(Data for analysis)
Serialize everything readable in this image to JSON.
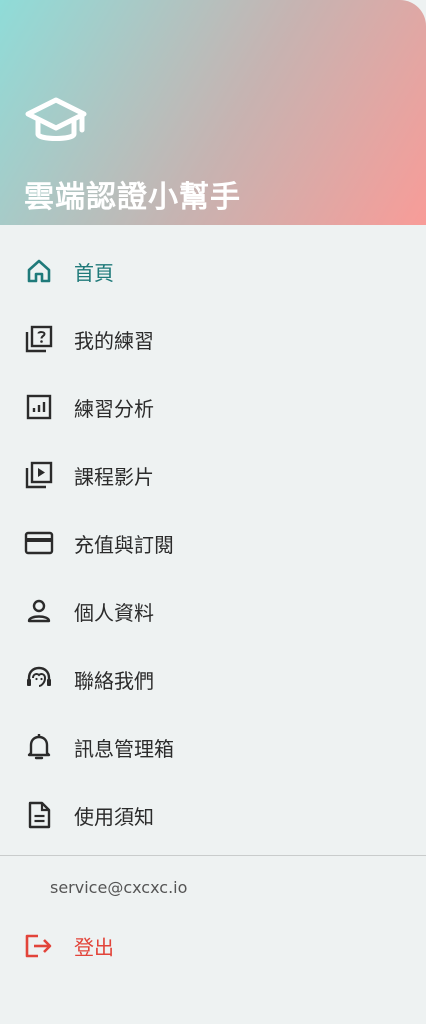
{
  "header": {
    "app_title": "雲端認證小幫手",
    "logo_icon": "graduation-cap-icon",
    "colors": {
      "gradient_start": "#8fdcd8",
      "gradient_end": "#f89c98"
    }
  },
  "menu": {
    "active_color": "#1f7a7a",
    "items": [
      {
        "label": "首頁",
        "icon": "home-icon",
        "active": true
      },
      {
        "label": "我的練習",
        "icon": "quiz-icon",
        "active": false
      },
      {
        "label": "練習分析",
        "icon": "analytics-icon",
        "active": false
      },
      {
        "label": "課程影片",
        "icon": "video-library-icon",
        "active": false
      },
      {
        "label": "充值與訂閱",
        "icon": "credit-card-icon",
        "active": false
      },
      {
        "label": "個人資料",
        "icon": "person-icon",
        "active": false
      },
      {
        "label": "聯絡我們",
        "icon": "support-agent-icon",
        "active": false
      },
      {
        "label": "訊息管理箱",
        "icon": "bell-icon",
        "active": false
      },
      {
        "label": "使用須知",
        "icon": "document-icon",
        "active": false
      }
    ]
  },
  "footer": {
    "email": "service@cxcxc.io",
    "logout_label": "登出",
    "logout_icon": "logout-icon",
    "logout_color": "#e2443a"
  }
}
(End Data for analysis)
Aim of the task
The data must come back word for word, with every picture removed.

Response to the exercise
Serialize everything readable in this image to JSON.
{
  "header": {
    "app_title": "雲端認證小幫手",
    "logo_icon": "graduation-cap-icon",
    "colors": {
      "gradient_start": "#8fdcd8",
      "gradient_end": "#f89c98"
    }
  },
  "menu": {
    "active_color": "#1f7a7a",
    "items": [
      {
        "label": "首頁",
        "icon": "home-icon",
        "active": true
      },
      {
        "label": "我的練習",
        "icon": "quiz-icon",
        "active": false
      },
      {
        "label": "練習分析",
        "icon": "analytics-icon",
        "active": false
      },
      {
        "label": "課程影片",
        "icon": "video-library-icon",
        "active": false
      },
      {
        "label": "充值與訂閱",
        "icon": "credit-card-icon",
        "active": false
      },
      {
        "label": "個人資料",
        "icon": "person-icon",
        "active": false
      },
      {
        "label": "聯絡我們",
        "icon": "support-agent-icon",
        "active": false
      },
      {
        "label": "訊息管理箱",
        "icon": "bell-icon",
        "active": false
      },
      {
        "label": "使用須知",
        "icon": "document-icon",
        "active": false
      }
    ]
  },
  "footer": {
    "email": "service@cxcxc.io",
    "logout_label": "登出",
    "logout_icon": "logout-icon",
    "logout_color": "#e2443a"
  }
}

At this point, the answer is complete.